## Work instructions
In the lines below, look for "faster". Copy each line where it appears.

## Dataset entries
———

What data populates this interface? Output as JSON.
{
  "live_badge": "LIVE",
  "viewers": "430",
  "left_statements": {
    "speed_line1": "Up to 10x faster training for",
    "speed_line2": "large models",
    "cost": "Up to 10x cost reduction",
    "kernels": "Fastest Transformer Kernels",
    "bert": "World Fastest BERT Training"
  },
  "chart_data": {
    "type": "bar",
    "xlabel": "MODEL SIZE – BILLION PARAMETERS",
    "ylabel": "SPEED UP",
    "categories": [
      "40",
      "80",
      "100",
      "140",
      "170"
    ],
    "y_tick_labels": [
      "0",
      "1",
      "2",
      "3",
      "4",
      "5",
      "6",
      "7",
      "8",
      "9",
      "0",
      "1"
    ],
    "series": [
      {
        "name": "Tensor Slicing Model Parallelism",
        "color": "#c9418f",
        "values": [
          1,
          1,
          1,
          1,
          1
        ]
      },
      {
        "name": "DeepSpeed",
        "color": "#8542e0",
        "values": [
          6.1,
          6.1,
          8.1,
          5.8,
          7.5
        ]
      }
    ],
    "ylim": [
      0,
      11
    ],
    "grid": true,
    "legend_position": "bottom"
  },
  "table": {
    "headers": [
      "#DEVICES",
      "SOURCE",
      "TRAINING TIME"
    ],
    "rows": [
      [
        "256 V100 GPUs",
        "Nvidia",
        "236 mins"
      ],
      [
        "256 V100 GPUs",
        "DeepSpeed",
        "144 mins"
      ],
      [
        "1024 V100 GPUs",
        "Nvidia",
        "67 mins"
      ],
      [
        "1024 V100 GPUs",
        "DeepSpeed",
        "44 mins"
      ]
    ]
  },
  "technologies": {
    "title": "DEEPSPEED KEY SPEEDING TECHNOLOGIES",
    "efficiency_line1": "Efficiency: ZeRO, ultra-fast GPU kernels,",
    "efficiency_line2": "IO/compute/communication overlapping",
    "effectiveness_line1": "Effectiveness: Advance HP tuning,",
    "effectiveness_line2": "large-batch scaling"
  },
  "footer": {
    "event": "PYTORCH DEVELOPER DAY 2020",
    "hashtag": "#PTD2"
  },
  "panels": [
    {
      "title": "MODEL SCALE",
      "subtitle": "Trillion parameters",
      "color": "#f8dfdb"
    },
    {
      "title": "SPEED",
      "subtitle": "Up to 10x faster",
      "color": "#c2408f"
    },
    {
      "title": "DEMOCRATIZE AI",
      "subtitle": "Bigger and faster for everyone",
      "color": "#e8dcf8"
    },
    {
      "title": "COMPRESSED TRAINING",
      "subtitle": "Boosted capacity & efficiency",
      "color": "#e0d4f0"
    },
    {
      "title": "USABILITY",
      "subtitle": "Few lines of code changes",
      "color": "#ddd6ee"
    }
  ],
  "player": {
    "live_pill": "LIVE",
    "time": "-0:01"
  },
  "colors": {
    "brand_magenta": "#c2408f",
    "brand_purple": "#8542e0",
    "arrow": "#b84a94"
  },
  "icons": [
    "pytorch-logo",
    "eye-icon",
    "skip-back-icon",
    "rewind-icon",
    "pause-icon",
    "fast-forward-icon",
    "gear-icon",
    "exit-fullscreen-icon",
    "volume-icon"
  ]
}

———

## Result of the task
    "speed_line1": "Up to 10x faster training for",
      "subtitle": "Up to 10x faster",
      "subtitle": "Bigger and faster for everyone",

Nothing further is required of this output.